• Problem description:
Return the entries in full, exactly as they were written.

• The data:
* * * * * * * * *

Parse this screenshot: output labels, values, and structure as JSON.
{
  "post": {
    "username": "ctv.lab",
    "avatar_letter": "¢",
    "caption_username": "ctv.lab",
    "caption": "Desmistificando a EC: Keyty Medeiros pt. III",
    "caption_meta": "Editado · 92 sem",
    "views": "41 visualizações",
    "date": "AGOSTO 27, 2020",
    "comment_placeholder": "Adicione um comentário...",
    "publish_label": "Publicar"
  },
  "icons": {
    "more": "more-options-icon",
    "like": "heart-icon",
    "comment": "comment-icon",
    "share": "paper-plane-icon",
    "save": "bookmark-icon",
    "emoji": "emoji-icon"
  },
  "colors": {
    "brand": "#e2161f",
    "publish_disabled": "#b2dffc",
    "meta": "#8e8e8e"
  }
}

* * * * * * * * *

• Exercise result:
Parse this screenshot: output labels, values, and structure as JSON.
{
  "post": {
    "username": "ctv.lab",
    "avatar_letter": "¢",
    "caption_username": "ctv.lab",
    "caption": "Desmistificando a EC: Keyty Medeiros pt. III",
    "caption_meta": "Editado · 92 sem",
    "views": "41 visualizações",
    "date": "AGOSTO 27, 2020",
    "comment_placeholder": "Adicione um comentário...",
    "publish_label": "Publicar"
  },
  "icons": {
    "more": "more-options-icon",
    "like": "heart-icon",
    "comment": "comment-icon",
    "share": "paper-plane-icon",
    "save": "bookmark-icon",
    "emoji": "emoji-icon"
  },
  "colors": {
    "brand": "#e2161f",
    "publish_disabled": "#b2dffc",
    "meta": "#8e8e8e"
  }
}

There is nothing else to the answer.